In some of my earlier writings about this issue, I have noted that Times columnist Michelle Goldberg in 2020 joined a who's-who list of public intellectuals in signing an open letter organized by an editor at Harper's, complaining about the whole cancel culture thing. To her credit, Goldberg eventually admitted that the problem seemed to be limited to a few oft-told anecdotes, some of which were tendentious on their own terms, while the genuinely troubling examples were genuinely troubling but few in number.
Some of those examples, in fact, were essentially staged. Goldberg's former colleague Bari Weiss, who had been hired to "intellectually diversify" the Times opinion page, set up an operatic scene that allowed her to claim victim status, all the while setting up her next career move. She presented her resignation as a cancellation, but more importantly, she is now doing just fine in her career, thank you very much. Similarly, when a Princeton professor named Joshua Katz recently became a cause celebre on the right for being fired over charges of dishonesty, his wife noted that he had received multiple job offers, adding snarkily that "[t]he canceled have a way of looking out for each other. But none of them is the job that he has loved doing his whole life."
None of which is to say that there are not examples of people who endured undue consequences in less ambiguous situations. One of the stories that made news a couple of years ago had to do with a former Obama campaign worker named David Shor, who was fired from Civis Analytics after he tweeted about an academic study that suggested that the 1968 riots turned that year's election in Nixon's favor. Shor did this in the period of intense protests after George Floyd's murder, and based on what I have read, I think it is accurate to say that he lost his job because a lot of people misinterpreted what he wrote.
Like Weiss and Katz, however, Shor has easily landed on his feet. He is back to doing the work that he loves (which, unfortunately, involves telling Democrats not to campaign on social and cultural issues). Indeed, he has been lauded by center-left columnist Ezra Klein in The Times, who noted: "For Shor, cancellation, traumatic though it was, turned him into a star." Sounds like a win.
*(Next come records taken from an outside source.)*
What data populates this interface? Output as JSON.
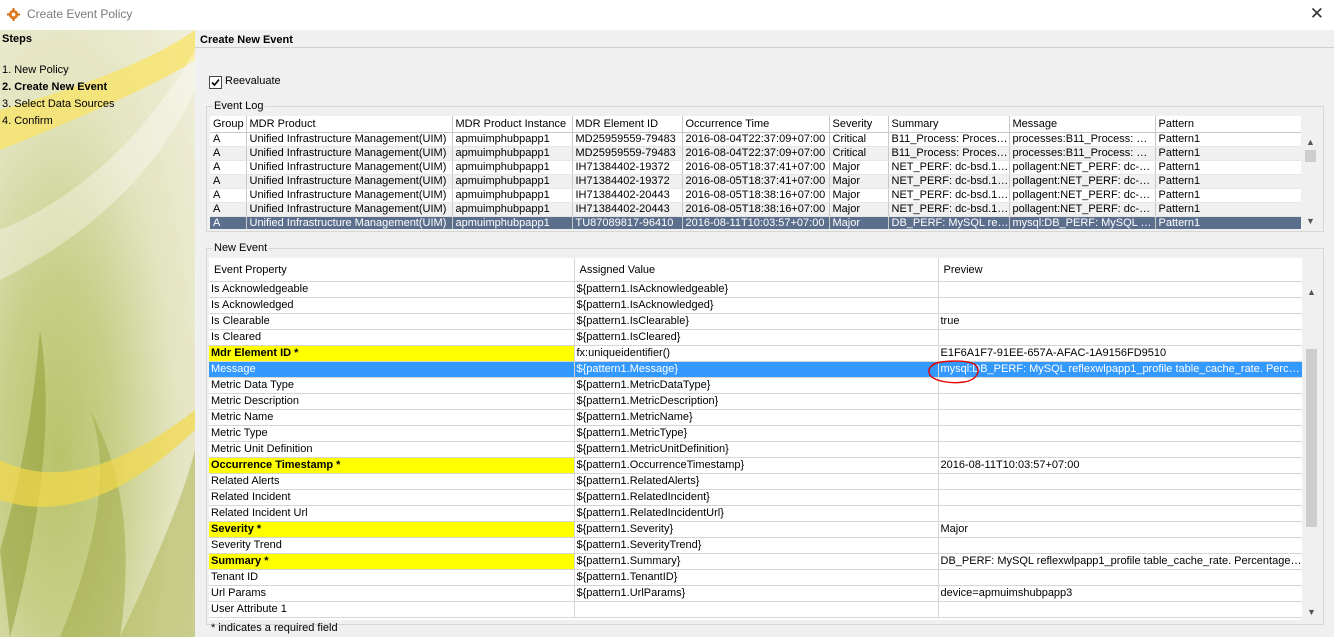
{
  "window": {
    "title": "Create Event Policy",
    "close_glyph": "✕"
  },
  "steps": {
    "header": "Steps",
    "items": [
      {
        "label": "1. New Policy",
        "current": false
      },
      {
        "label": "2. Create New Event",
        "current": true
      },
      {
        "label": "3. Select Data Sources",
        "current": false
      },
      {
        "label": "4. Confirm",
        "current": false
      }
    ]
  },
  "main": {
    "header": "Create New Event",
    "reevaluate": {
      "label": "Reevaluate",
      "checked": true
    },
    "event_log": {
      "title": "Event Log",
      "columns": [
        "Group",
        "MDR Product",
        "MDR Product Instance",
        "MDR Element ID",
        "Occurrence Time",
        "Severity",
        "Summary",
        "Message",
        "Pattern"
      ],
      "rows": [
        [
          "A",
          "Unified Infrastructure Management(UIM)",
          "apmuimphubpapp1",
          "MD25959559-79483",
          "2016-08-04T22:37:09+07:00",
          "Critical",
          "B11_Process: Process...",
          "processes:B11_Process: Pr...",
          "Pattern1"
        ],
        [
          "A",
          "Unified Infrastructure Management(UIM)",
          "apmuimphubpapp1",
          "MD25959559-79483",
          "2016-08-04T22:37:09+07:00",
          "Critical",
          "B11_Process: Process...",
          "processes:B11_Process: Pr...",
          "Pattern1"
        ],
        [
          "A",
          "Unified Infrastructure Management(UIM)",
          "apmuimphubpapp1",
          "IH71384402-19372",
          "2016-08-05T18:37:41+07:00",
          "Major",
          "NET_PERF: dc-bsd.1 ...",
          "pollagent:NET_PERF: dc-bs...",
          "Pattern1"
        ],
        [
          "A",
          "Unified Infrastructure Management(UIM)",
          "apmuimphubpapp1",
          "IH71384402-19372",
          "2016-08-05T18:37:41+07:00",
          "Major",
          "NET_PERF: dc-bsd.1 ...",
          "pollagent:NET_PERF: dc-bs...",
          "Pattern1"
        ],
        [
          "A",
          "Unified Infrastructure Management(UIM)",
          "apmuimphubpapp1",
          "IH71384402-20443",
          "2016-08-05T18:38:16+07:00",
          "Major",
          "NET_PERF: dc-bsd.1 ...",
          "pollagent:NET_PERF: dc-bs...",
          "Pattern1"
        ],
        [
          "A",
          "Unified Infrastructure Management(UIM)",
          "apmuimphubpapp1",
          "IH71384402-20443",
          "2016-08-05T18:38:16+07:00",
          "Major",
          "NET_PERF: dc-bsd.1 ...",
          "pollagent:NET_PERF: dc-bs...",
          "Pattern1"
        ],
        [
          "A",
          "Unified Infrastructure Management(UIM)",
          "apmuimphubpapp1",
          "TU87089817-96410",
          "2016-08-11T10:03:57+07:00",
          "Major",
          "DB_PERF: MySQL refl...",
          "mysql:DB_PERF: MySQL re...",
          "Pattern1"
        ]
      ],
      "selected_row": 6
    },
    "new_event": {
      "title": "New Event",
      "columns": [
        "Event Property",
        "Assigned Value",
        "Preview"
      ],
      "rows": [
        {
          "property": "Is Acknowledgeable",
          "value": "${pattern1.IsAcknowledgeable}",
          "preview": "",
          "required": false
        },
        {
          "property": "Is Acknowledged",
          "value": "${pattern1.IsAcknowledged}",
          "preview": "",
          "required": false
        },
        {
          "property": "Is Clearable",
          "value": "${pattern1.IsClearable}",
          "preview": "true",
          "required": false
        },
        {
          "property": "Is Cleared",
          "value": "${pattern1.IsCleared}",
          "preview": "",
          "required": false
        },
        {
          "property": "Mdr Element ID *",
          "value": "fx:uniqueidentifier()",
          "preview": "E1F6A1F7-91EE-657A-AFAC-1A9156FD9510",
          "required": true
        },
        {
          "property": "Message",
          "value": "${pattern1.Message}",
          "preview": "mysql:DB_PERF: MySQL reflexwlpapp1_profile table_cache_rate. Percen...",
          "required": false
        },
        {
          "property": "Metric Data Type",
          "value": "${pattern1.MetricDataType}",
          "preview": "",
          "required": false
        },
        {
          "property": "Metric Description",
          "value": "${pattern1.MetricDescription}",
          "preview": "",
          "required": false
        },
        {
          "property": "Metric Name",
          "value": "${pattern1.MetricName}",
          "preview": "",
          "required": false
        },
        {
          "property": "Metric Type",
          "value": "${pattern1.MetricType}",
          "preview": "",
          "required": false
        },
        {
          "property": "Metric Unit Definition",
          "value": "${pattern1.MetricUnitDefinition}",
          "preview": "",
          "required": false
        },
        {
          "property": "Occurrence Timestamp *",
          "value": "${pattern1.OccurrenceTimestamp}",
          "preview": "2016-08-11T10:03:57+07:00",
          "required": true
        },
        {
          "property": "Related Alerts",
          "value": "${pattern1.RelatedAlerts}",
          "preview": "",
          "required": false
        },
        {
          "property": "Related Incident",
          "value": "${pattern1.RelatedIncident}",
          "preview": "",
          "required": false
        },
        {
          "property": "Related Incident Url",
          "value": "${pattern1.RelatedIncidentUrl}",
          "preview": "",
          "required": false
        },
        {
          "property": "Severity *",
          "value": "${pattern1.Severity}",
          "preview": "Major",
          "required": true
        },
        {
          "property": "Severity Trend",
          "value": "${pattern1.SeverityTrend}",
          "preview": "",
          "required": false
        },
        {
          "property": "Summary *",
          "value": "${pattern1.Summary}",
          "preview": "DB_PERF: MySQL reflexwlpapp1_profile table_cache_rate. Percentage o...",
          "required": true
        },
        {
          "property": "Tenant ID",
          "value": "${pattern1.TenantID}",
          "preview": "",
          "required": false
        },
        {
          "property": "Url Params",
          "value": "${pattern1.UrlParams}",
          "preview": "device=apmuimshubpapp3",
          "required": false
        },
        {
          "property": "User Attribute 1",
          "value": "",
          "preview": "",
          "required": false
        }
      ],
      "selected_row": 5
    },
    "footnote": "* indicates a required field"
  },
  "colors": {
    "required_highlight": "#ffff00",
    "selection": "#3399ff",
    "log_selection": "#5b6f8d",
    "annotation": "#e00000"
  }
}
Among the people with whom I otherwise agree but who worry about PC/cancel culture/wokeness, the stories that they tell often boil down to having "heard about a guy who lost his job because people overreacted." Which, again, does happen. And yes, career changes can be harrowing, even if they end well. I am currently in my dream job, and I would not want to lose it.
None of that, however, explains the intensity of the feeling among so many nominal liberals that this is really bad, so bad that they must make common cause with the right to bring lefty campus crusaders to heel.
Again, it is easy to see why the right is so invested in talking about imaginary things like cancel culture. They need to distract us from what they are really doing. Even on their own terms, however, the Obamas and Goldbergs have not been able to tell a story that adds up to anything that deserves air time. Every injustice is an injustice, but the particular injustices (even including the iffy ones) are simply not a big deal, nor are they a trend. Why do Comfortable Liberals continue to reinforce this contrived framing? It is indefensible.